I appreciated that fact that each of the weeks’ topics felt cumulative and inter-related. Certain “buzz words” that were present throughout the semester were definitely phrases and ideas that I felt I maybe could grasp before this class, but now have a much deeper, unified understanding of and their many applications. What I appreciated about this class was that we were often not simply addressing these important topics such as climate change, sustainability, equity, and justice, but also addressed and cultivated the language with which we discussed them. I feel that my vocabulary grew in the realms of these topics, and it makes me feel that much more prepared to discuss them with my peers, and address them in my design work, and life in general – which is ultimately the main goal.
Throughout the semester, I must admit that I felt a little apathetic toward the work we were doing in this class. I felt myself asking, “What is this amounting to? What is our end-goal?” But sometimes it is important to note that a change in thinking and methods of thinking is something that is intangible, and often not appreciated until looked at from another perspective, such as I am doing now at the end of this semester. I guess studying design makes you so focused on “the visual” that it is easy to forget the theoretical and idealogical systems at work, which are just as important.
Though this striving for the tangible, the visual was definitely satisfied in my final RAD project. It was extremely gratifying to be able to flex my systems thinking muscle, which I had built up throughout the semester, and utilize it to create something that felt very comprehensive, personal, beautiful, and successful – my designs for my hometown’s community garden. I appreciated being able to collect specific pieces of wisdom from Kimberly and our guest speakers’ presentations and use it to craft my own project. Ideas such as social capital, granting importance through design, increased resilience through community involvement, circular systems, and leveraging personal privilege all proved to be immensely vital in my design.

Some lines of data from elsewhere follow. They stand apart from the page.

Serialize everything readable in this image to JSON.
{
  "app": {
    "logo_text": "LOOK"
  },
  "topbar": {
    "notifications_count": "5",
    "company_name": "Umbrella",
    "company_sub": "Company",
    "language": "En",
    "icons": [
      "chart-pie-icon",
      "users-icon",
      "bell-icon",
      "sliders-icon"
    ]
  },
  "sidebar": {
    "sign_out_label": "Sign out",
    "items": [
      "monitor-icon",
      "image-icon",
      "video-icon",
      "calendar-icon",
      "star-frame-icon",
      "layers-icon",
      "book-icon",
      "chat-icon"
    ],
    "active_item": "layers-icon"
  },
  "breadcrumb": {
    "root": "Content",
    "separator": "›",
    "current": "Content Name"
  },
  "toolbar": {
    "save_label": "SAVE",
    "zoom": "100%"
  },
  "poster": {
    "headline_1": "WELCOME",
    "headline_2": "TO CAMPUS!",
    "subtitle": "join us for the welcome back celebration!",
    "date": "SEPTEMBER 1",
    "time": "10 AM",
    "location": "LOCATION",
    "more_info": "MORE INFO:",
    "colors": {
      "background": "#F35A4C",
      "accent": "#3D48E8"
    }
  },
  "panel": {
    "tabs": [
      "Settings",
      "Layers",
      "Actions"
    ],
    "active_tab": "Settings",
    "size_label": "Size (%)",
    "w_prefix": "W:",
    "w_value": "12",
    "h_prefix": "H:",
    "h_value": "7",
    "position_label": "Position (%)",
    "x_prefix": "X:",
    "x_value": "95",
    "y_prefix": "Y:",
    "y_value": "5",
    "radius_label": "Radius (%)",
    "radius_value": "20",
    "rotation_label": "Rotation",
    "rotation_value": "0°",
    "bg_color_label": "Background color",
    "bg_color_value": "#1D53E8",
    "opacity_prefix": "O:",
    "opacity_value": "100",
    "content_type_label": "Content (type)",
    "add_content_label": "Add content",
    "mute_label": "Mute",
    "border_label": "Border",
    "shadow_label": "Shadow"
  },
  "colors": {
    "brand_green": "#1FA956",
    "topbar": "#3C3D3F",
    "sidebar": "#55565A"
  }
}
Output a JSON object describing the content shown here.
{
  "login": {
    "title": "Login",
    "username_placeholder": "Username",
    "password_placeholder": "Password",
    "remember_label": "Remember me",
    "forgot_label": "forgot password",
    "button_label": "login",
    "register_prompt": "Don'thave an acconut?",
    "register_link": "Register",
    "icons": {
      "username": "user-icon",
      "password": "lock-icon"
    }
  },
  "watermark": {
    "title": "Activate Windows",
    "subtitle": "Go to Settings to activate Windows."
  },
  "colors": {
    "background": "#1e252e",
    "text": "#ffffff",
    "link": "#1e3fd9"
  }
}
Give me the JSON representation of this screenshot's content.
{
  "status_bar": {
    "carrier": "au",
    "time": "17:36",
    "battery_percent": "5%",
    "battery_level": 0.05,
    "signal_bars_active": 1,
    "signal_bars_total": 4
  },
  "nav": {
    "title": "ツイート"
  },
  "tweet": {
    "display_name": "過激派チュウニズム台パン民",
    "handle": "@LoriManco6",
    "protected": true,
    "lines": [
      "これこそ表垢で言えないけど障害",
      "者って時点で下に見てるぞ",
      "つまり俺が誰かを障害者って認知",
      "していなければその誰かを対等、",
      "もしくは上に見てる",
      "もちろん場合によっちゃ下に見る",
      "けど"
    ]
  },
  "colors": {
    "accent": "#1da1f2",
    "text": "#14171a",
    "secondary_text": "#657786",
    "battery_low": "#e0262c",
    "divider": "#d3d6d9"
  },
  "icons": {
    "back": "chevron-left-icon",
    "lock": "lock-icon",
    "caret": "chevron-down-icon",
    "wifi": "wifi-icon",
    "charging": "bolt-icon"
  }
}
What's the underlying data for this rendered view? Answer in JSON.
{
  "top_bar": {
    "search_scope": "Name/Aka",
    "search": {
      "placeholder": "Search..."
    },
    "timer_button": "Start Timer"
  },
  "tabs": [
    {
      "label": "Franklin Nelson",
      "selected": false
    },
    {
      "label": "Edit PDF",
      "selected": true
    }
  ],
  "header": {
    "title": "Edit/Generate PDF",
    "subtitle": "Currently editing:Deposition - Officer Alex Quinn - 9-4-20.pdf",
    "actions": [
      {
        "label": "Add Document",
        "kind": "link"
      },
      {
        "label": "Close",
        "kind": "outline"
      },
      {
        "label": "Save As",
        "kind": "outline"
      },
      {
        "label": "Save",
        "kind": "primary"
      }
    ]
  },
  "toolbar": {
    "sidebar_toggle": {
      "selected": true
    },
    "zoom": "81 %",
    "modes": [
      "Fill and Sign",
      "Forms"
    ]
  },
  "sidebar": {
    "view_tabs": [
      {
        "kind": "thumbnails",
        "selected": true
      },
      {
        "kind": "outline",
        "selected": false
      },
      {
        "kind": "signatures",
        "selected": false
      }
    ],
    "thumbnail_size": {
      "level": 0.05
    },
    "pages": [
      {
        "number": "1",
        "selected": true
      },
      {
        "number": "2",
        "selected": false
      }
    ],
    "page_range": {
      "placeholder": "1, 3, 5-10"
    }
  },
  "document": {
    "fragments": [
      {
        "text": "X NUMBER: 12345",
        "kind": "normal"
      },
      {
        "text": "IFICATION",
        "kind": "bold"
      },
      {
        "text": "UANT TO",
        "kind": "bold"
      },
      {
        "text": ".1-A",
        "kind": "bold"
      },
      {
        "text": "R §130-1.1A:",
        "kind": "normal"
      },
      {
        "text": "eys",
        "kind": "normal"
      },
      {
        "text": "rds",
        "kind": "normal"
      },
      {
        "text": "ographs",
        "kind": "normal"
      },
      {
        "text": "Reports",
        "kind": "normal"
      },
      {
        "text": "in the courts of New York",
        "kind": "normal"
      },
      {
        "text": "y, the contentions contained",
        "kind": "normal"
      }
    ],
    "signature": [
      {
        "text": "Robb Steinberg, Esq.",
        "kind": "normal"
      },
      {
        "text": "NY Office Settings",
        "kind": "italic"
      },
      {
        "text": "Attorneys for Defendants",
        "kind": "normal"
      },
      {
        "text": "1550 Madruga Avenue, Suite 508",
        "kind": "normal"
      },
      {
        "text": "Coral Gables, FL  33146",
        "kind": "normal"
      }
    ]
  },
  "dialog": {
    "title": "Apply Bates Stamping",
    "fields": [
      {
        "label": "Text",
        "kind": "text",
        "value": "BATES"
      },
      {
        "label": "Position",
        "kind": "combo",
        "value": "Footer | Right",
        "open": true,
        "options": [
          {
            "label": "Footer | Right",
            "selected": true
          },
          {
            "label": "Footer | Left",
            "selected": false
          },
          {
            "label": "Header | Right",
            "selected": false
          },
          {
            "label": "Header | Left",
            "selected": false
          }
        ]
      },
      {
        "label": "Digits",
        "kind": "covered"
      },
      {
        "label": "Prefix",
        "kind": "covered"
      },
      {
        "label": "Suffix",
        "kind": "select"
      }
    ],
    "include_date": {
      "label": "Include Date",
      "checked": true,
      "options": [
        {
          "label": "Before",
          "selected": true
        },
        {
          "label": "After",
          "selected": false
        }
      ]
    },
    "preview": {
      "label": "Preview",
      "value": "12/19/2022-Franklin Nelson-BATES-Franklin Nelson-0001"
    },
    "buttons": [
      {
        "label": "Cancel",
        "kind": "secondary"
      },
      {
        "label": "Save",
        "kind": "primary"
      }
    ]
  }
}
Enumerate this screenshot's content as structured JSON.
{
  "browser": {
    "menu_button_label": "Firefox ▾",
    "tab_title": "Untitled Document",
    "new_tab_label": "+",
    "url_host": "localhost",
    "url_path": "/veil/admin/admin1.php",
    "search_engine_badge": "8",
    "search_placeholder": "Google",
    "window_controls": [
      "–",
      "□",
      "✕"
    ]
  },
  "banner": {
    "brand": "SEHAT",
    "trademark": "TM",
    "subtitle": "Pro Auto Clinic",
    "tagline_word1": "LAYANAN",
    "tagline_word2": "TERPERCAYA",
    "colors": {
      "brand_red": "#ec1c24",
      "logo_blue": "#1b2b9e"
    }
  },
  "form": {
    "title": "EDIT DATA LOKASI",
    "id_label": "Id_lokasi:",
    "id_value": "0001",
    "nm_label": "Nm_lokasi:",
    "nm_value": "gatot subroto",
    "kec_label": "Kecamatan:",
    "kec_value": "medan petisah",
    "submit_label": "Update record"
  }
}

Overall, I am very pleased with the personal progress I was able to make in this class, through relating to and discussing with my peers and applying a systems approach to graphic design, which ultimately has led to my growing role as a more active, conscious, and resilient designer and climate citizen.